__Information provided__
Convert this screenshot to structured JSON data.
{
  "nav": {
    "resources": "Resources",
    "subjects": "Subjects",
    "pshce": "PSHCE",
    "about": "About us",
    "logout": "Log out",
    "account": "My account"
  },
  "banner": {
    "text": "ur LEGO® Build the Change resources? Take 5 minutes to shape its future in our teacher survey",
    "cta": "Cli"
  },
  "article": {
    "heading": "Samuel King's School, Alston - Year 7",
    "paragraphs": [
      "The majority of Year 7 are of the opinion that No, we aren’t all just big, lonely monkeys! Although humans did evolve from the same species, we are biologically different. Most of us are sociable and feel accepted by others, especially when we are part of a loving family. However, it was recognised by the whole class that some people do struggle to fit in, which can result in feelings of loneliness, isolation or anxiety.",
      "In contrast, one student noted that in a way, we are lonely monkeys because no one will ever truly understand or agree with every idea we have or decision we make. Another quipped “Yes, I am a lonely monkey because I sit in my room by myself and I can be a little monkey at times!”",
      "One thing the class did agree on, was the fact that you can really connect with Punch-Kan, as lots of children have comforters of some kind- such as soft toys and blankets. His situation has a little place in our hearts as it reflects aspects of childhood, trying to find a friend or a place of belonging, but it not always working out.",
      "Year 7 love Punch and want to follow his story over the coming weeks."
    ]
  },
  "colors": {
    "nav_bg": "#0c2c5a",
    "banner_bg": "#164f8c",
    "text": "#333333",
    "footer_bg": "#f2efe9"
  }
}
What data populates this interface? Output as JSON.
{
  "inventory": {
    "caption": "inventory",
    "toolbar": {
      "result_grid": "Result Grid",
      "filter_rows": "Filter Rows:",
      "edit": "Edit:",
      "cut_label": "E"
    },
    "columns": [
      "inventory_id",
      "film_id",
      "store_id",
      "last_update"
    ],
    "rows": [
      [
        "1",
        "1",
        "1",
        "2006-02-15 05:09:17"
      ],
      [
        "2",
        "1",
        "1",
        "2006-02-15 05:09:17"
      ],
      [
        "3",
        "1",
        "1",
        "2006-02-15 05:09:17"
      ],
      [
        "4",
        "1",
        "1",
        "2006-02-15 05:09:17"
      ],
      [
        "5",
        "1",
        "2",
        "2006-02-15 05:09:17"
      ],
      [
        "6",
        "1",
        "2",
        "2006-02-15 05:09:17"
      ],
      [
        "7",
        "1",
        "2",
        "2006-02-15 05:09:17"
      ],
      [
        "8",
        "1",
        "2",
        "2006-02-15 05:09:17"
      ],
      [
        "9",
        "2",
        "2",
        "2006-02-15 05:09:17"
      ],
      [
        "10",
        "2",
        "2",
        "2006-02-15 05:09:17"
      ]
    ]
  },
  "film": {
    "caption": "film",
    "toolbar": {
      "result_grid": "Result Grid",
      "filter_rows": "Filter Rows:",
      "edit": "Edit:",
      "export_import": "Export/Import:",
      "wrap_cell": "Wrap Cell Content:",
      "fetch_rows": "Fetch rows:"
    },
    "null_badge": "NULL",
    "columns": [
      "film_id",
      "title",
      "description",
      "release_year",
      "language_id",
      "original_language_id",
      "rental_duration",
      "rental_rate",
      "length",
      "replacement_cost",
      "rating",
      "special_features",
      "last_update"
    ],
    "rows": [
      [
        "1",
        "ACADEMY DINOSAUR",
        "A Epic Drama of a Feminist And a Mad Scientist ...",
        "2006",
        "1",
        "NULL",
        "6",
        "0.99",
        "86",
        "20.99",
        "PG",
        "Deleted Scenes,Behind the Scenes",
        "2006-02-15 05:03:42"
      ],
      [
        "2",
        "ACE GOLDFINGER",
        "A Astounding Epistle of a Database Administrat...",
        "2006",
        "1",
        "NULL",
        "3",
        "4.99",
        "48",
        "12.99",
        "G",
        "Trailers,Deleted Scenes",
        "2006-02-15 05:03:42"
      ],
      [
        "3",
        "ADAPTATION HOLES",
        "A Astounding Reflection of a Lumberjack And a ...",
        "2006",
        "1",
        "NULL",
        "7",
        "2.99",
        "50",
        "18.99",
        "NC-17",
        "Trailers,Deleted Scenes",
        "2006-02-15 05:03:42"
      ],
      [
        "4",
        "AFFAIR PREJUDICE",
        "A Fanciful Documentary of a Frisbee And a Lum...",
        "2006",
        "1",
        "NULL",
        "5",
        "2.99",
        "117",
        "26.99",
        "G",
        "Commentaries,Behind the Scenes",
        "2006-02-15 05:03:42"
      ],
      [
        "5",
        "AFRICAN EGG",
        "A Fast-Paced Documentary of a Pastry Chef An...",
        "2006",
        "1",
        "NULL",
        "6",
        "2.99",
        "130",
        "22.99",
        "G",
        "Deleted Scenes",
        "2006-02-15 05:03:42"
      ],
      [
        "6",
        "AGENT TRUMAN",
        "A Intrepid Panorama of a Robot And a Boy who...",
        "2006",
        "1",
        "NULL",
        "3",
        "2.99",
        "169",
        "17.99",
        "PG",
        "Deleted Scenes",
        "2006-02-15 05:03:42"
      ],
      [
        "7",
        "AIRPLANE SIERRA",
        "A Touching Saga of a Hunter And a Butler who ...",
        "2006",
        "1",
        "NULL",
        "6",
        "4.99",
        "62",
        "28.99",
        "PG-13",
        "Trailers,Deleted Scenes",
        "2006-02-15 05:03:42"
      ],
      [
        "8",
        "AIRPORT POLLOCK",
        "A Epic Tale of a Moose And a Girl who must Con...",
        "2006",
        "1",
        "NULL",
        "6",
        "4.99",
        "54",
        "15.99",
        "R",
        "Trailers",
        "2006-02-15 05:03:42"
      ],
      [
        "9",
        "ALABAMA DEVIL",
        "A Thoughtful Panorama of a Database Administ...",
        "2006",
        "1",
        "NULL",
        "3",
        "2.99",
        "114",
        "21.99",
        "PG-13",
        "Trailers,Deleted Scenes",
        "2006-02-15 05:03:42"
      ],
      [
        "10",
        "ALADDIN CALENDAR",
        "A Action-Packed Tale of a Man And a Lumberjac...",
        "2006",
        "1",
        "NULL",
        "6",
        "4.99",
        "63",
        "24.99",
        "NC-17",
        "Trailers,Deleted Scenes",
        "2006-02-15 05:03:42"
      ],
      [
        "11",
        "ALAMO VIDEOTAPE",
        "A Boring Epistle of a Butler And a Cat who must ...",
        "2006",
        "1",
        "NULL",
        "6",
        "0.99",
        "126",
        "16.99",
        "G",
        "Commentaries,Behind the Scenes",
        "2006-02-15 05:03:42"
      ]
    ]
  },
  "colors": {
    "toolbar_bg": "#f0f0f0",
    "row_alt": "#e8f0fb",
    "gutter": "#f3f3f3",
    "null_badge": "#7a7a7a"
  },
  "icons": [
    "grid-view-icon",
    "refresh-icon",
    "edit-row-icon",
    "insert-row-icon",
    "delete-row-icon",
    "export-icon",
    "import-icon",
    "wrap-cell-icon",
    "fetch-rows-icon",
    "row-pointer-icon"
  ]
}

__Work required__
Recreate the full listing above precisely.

__Answer to this exercise__
Convert this screenshot to structured JSON data.
{
  "nav": {
    "resources": "Resources",
    "subjects": "Subjects",
    "pshce": "PSHCE",
    "about": "About us",
    "logout": "Log out",
    "account": "My account"
  },
  "banner": {
    "text": "ur LEGO® Build the Change resources? Take 5 minutes to shape its future in our teacher survey",
    "cta": "Cli"
  },
  "article": {
    "heading": "Samuel King's School, Alston - Year 7",
    "paragraphs": [
      "The majority of Year 7 are of the opinion that No, we aren’t all just big, lonely monkeys! Although humans did evolve from the same species, we are biologically different. Most of us are sociable and feel accepted by others, especially when we are part of a loving family. However, it was recognised by the whole class that some people do struggle to fit in, which can result in feelings of loneliness, isolation or anxiety.",
      "In contrast, one student noted that in a way, we are lonely monkeys because no one will ever truly understand or agree with every idea we have or decision we make. Another quipped “Yes, I am a lonely monkey because I sit in my room by myself and I can be a little monkey at times!”",
      "One thing the class did agree on, was the fact that you can really connect with Punch-Kan, as lots of children have comforters of some kind- such as soft toys and blankets. His situation has a little place in our hearts as it reflects aspects of childhood, trying to find a friend or a place of belonging, but it not always working out.",
      "Year 7 love Punch and want to follow his story over the coming weeks."
    ]
  },
  "colors": {
    "nav_bg": "#0c2c5a",
    "banner_bg": "#164f8c",
    "text": "#333333",
    "footer_bg": "#f2efe9"
  }
}
What data populates this interface? Output as JSON.
{
  "inventory": {
    "caption": "inventory",
    "toolbar": {
      "result_grid": "Result Grid",
      "filter_rows": "Filter Rows:",
      "edit": "Edit:",
      "cut_label": "E"
    },
    "columns": [
      "inventory_id",
      "film_id",
      "store_id",
      "last_update"
    ],
    "rows": [
      [
        "1",
        "1",
        "1",
        "2006-02-15 05:09:17"
      ],
      [
        "2",
        "1",
        "1",
        "2006-02-15 05:09:17"
      ],
      [
        "3",
        "1",
        "1",
        "2006-02-15 05:09:17"
      ],
      [
        "4",
        "1",
        "1",
        "2006-02-15 05:09:17"
      ],
      [
        "5",
        "1",
        "2",
        "2006-02-15 05:09:17"
      ],
      [
        "6",
        "1",
        "2",
        "2006-02-15 05:09:17"
      ],
      [
        "7",
        "1",
        "2",
        "2006-02-15 05:09:17"
      ],
      [
        "8",
        "1",
        "2",
        "2006-02-15 05:09:17"
      ],
      [
        "9",
        "2",
        "2",
        "2006-02-15 05:09:17"
      ],
      [
        "10",
        "2",
        "2",
        "2006-02-15 05:09:17"
      ]
    ]
  },
  "film": {
    "caption": "film",
    "toolbar": {
      "result_grid": "Result Grid",
      "filter_rows": "Filter Rows:",
      "edit": "Edit:",
      "export_import": "Export/Import:",
      "wrap_cell": "Wrap Cell Content:",
      "fetch_rows": "Fetch rows:"
    },
    "null_badge": "NULL",
    "columns": [
      "film_id",
      "title",
      "description",
      "release_year",
      "language_id",
      "original_language_id",
      "rental_duration",
      "rental_rate",
      "length",
      "replacement_cost",
      "rating",
      "special_features",
      "last_update"
    ],
    "rows": [
      [
        "1",
        "ACADEMY DINOSAUR",
        "A Epic Drama of a Feminist And a Mad Scientist ...",
        "2006",
        "1",
        "NULL",
        "6",
        "0.99",
        "86",
        "20.99",
        "PG",
        "Deleted Scenes,Behind the Scenes",
        "2006-02-15 05:03:42"
      ],
      [
        "2",
        "ACE GOLDFINGER",
        "A Astounding Epistle of a Database Administrat...",
        "2006",
        "1",
        "NULL",
        "3",
        "4.99",
        "48",
        "12.99",
        "G",
        "Trailers,Deleted Scenes",
        "2006-02-15 05:03:42"
      ],
      [
        "3",
        "ADAPTATION HOLES",
        "A Astounding Reflection of a Lumberjack And a ...",
        "2006",
        "1",
        "NULL",
        "7",
        "2.99",
        "50",
        "18.99",
        "NC-17",
        "Trailers,Deleted Scenes",
        "2006-02-15 05:03:42"
      ],
      [
        "4",
        "AFFAIR PREJUDICE",
        "A Fanciful Documentary of a Frisbee And a Lum...",
        "2006",
        "1",
        "NULL",
        "5",
        "2.99",
        "117",
        "26.99",
        "G",
        "Commentaries,Behind the Scenes",
        "2006-02-15 05:03:42"
      ],
      [
        "5",
        "AFRICAN EGG",
        "A Fast-Paced Documentary of a Pastry Chef An...",
        "2006",
        "1",
        "NULL",
        "6",
        "2.99",
        "130",
        "22.99",
        "G",
        "Deleted Scenes",
        "2006-02-15 05:03:42"
      ],
      [
        "6",
        "AGENT TRUMAN",
        "A Intrepid Panorama of a Robot And a Boy who...",
        "2006",
        "1",
        "NULL",
        "3",
        "2.99",
        "169",
        "17.99",
        "PG",
        "Deleted Scenes",
        "2006-02-15 05:03:42"
      ],
      [
        "7",
        "AIRPLANE SIERRA",
        "A Touching Saga of a Hunter And a Butler who ...",
        "2006",
        "1",
        "NULL",
        "6",
        "4.99",
        "62",
        "28.99",
        "PG-13",
        "Trailers,Deleted Scenes",
        "2006-02-15 05:03:42"
      ],
      [
        "8",
        "AIRPORT POLLOCK",
        "A Epic Tale of a Moose And a Girl who must Con...",
        "2006",
        "1",
        "NULL",
        "6",
        "4.99",
        "54",
        "15.99",
        "R",
        "Trailers",
        "2006-02-15 05:03:42"
      ],
      [
        "9",
        "ALABAMA DEVIL",
        "A Thoughtful Panorama of a Database Administ...",
        "2006",
        "1",
        "NULL",
        "3",
        "2.99",
        "114",
        "21.99",
        "PG-13",
        "Trailers,Deleted Scenes",
        "2006-02-15 05:03:42"
      ],
      [
        "10",
        "ALADDIN CALENDAR",
        "A Action-Packed Tale of a Man And a Lumberjac...",
        "2006",
        "1",
        "NULL",
        "6",
        "4.99",
        "63",
        "24.99",
        "NC-17",
        "Trailers,Deleted Scenes",
        "2006-02-15 05:03:42"
      ],
      [
        "11",
        "ALAMO VIDEOTAPE",
        "A Boring Epistle of a Butler And a Cat who must ...",
        "2006",
        "1",
        "NULL",
        "6",
        "0.99",
        "126",
        "16.99",
        "G",
        "Commentaries,Behind the Scenes",
        "2006-02-15 05:03:42"
      ]
    ]
  },
  "colors": {
    "toolbar_bg": "#f0f0f0",
    "row_alt": "#e8f0fb",
    "gutter": "#f3f3f3",
    "null_badge": "#7a7a7a"
  },
  "icons": [
    "grid-view-icon",
    "refresh-icon",
    "edit-row-icon",
    "insert-row-icon",
    "delete-row-icon",
    "export-icon",
    "import-icon",
    "wrap-cell-icon",
    "fetch-rows-icon",
    "row-pointer-icon"
  ]
}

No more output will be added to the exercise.